--- Description of the task ---
Give the number of lines in the data below containing the word "shortcuts", with no other text.

[Interface dataset entries]
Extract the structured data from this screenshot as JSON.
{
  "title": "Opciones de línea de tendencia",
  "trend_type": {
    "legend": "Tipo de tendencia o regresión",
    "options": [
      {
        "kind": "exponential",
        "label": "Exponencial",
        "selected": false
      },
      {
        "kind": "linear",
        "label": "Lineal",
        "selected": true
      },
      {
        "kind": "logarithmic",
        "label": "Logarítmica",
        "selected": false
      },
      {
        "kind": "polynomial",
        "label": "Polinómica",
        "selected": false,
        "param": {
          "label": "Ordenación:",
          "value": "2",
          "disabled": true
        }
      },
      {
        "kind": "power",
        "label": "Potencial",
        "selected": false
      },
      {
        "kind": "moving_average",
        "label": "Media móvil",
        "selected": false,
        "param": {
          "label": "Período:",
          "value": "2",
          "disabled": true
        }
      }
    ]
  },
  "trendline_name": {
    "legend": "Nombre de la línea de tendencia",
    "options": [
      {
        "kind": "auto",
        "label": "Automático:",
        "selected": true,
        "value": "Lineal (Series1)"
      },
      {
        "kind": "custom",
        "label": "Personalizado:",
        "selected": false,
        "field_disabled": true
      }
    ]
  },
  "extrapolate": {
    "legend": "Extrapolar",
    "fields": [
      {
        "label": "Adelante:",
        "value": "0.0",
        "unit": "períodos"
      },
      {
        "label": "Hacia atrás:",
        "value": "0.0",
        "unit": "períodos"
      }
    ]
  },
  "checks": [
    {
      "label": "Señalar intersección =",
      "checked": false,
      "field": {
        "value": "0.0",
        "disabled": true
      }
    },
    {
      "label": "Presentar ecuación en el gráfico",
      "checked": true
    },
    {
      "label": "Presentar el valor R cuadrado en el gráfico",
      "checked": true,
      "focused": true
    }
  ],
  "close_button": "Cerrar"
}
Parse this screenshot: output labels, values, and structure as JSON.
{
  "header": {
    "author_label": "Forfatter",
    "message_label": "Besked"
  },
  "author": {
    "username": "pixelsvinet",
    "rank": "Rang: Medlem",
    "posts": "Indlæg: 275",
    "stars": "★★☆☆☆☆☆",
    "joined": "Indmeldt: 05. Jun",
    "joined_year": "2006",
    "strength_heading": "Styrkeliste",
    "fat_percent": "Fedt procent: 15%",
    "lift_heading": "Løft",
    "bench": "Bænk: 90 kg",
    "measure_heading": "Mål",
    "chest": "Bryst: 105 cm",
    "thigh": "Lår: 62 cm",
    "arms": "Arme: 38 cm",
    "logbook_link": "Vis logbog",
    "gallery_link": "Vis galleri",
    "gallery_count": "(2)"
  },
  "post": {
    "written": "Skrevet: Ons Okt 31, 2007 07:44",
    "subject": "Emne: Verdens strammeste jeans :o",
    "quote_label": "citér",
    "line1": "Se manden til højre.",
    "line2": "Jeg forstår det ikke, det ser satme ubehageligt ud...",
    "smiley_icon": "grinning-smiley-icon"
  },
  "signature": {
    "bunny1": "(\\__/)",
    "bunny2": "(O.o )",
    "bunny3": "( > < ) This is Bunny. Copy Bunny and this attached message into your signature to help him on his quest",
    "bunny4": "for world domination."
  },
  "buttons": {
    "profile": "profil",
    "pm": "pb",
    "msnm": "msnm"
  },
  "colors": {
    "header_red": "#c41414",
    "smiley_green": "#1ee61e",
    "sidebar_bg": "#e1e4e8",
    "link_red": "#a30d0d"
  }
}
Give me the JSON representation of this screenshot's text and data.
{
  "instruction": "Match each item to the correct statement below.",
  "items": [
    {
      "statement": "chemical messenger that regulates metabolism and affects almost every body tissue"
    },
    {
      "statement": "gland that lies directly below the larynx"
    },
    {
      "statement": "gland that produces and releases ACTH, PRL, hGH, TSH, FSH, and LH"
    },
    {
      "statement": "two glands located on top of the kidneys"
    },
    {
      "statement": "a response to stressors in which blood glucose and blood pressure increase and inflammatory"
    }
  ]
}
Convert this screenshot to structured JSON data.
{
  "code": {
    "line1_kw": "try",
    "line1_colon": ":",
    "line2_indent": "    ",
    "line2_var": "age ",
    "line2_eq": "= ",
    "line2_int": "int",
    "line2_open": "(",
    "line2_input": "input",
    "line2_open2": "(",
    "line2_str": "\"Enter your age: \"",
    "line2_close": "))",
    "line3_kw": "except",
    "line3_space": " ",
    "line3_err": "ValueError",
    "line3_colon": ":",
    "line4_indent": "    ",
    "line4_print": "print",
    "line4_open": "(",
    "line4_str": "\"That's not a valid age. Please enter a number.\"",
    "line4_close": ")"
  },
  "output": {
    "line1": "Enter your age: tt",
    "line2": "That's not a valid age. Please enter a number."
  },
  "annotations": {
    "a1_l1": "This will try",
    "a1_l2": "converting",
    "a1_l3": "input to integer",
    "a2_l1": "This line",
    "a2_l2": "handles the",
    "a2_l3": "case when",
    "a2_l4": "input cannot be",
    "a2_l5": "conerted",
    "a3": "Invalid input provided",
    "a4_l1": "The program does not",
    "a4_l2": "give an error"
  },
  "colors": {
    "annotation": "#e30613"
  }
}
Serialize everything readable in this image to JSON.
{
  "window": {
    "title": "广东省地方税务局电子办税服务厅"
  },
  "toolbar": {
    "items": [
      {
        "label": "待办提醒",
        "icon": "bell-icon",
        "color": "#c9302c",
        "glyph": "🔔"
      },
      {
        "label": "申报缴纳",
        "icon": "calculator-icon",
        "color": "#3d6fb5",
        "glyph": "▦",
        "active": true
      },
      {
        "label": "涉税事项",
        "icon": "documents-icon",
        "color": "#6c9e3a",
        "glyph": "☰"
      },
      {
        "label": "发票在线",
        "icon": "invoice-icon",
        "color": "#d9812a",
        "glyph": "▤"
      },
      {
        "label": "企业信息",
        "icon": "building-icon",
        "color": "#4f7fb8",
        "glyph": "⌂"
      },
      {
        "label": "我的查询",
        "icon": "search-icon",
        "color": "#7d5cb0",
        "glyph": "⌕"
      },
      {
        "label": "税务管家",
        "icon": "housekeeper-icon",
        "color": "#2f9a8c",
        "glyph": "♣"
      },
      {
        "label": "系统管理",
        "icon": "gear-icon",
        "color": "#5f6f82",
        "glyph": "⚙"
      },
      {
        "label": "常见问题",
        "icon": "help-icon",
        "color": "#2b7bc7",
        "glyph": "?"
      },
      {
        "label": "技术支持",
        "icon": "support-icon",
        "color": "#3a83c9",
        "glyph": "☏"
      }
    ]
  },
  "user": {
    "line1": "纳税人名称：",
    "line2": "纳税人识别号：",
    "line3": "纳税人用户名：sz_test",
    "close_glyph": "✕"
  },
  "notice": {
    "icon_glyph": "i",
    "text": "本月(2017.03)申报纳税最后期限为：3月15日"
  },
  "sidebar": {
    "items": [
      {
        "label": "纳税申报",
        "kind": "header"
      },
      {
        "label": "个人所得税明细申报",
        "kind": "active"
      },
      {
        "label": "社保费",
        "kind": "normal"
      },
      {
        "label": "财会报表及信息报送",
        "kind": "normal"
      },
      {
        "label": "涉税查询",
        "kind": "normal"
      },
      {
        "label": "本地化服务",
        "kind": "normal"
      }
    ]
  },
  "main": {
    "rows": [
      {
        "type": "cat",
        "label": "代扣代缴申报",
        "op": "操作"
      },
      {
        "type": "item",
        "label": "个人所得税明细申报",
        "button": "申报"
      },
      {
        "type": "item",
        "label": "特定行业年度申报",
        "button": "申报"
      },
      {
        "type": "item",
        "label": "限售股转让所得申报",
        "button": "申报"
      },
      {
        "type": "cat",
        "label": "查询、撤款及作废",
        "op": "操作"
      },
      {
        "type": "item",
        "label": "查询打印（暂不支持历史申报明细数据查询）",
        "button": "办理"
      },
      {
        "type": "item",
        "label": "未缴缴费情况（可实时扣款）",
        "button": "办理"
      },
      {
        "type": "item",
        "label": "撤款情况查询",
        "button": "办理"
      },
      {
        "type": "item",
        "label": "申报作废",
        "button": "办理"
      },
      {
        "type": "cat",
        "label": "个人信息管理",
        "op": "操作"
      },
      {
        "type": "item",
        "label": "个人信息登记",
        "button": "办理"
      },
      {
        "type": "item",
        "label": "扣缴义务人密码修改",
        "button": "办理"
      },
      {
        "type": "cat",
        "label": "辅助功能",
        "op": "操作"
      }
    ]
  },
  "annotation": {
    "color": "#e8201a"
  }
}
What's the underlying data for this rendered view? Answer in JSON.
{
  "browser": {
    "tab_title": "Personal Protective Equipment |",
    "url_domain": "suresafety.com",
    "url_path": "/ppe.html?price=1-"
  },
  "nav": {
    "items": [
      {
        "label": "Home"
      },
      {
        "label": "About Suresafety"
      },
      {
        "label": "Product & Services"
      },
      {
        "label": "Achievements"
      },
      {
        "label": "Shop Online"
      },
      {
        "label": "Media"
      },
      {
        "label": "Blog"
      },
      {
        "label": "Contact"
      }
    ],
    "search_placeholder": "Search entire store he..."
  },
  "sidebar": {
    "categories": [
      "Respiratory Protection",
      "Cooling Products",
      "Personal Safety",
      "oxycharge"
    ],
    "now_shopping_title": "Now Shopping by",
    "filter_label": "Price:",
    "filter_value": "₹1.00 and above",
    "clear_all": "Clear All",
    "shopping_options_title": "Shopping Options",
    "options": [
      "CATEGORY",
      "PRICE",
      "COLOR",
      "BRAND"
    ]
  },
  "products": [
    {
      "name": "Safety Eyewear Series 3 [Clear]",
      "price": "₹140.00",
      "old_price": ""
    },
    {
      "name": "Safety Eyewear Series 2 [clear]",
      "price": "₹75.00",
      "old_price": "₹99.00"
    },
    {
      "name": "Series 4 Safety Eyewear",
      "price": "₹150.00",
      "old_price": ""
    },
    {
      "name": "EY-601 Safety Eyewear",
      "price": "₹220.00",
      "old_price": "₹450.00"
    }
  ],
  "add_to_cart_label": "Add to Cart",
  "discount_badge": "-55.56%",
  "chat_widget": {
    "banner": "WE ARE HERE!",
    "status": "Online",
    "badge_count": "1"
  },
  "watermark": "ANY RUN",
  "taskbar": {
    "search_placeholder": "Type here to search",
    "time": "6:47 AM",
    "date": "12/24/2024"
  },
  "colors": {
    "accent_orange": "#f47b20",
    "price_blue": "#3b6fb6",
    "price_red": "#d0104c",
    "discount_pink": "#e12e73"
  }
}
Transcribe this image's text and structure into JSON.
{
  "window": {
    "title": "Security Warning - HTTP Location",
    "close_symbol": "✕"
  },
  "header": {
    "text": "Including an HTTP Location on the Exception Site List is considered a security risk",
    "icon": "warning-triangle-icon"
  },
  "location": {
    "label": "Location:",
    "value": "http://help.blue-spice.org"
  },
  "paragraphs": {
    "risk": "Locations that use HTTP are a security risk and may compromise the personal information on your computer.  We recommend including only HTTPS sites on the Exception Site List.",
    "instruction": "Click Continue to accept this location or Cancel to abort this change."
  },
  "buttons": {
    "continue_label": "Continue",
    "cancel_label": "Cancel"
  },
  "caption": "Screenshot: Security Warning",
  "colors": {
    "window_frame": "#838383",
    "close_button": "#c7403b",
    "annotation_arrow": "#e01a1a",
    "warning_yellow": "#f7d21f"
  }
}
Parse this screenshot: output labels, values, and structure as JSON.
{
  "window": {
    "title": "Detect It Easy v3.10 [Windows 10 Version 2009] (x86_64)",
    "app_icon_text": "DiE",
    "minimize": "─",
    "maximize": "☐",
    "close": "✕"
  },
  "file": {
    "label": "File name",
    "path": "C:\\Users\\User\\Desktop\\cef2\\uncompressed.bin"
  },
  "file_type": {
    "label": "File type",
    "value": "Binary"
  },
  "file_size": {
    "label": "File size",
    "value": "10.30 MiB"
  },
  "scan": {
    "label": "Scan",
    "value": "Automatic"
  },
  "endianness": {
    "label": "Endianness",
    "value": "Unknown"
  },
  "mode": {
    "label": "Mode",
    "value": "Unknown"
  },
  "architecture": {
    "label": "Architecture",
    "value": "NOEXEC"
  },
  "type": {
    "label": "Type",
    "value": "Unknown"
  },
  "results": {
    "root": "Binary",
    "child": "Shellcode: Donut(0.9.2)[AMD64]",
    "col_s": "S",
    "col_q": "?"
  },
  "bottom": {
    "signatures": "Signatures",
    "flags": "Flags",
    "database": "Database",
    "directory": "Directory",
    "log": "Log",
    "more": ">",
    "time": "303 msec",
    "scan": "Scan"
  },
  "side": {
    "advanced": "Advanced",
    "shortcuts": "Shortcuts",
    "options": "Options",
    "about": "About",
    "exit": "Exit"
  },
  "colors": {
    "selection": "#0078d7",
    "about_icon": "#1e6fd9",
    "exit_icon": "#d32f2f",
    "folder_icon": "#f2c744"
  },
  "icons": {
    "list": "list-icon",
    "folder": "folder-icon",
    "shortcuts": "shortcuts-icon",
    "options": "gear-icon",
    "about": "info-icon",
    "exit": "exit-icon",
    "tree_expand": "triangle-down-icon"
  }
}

--- Answer to the problem ---
2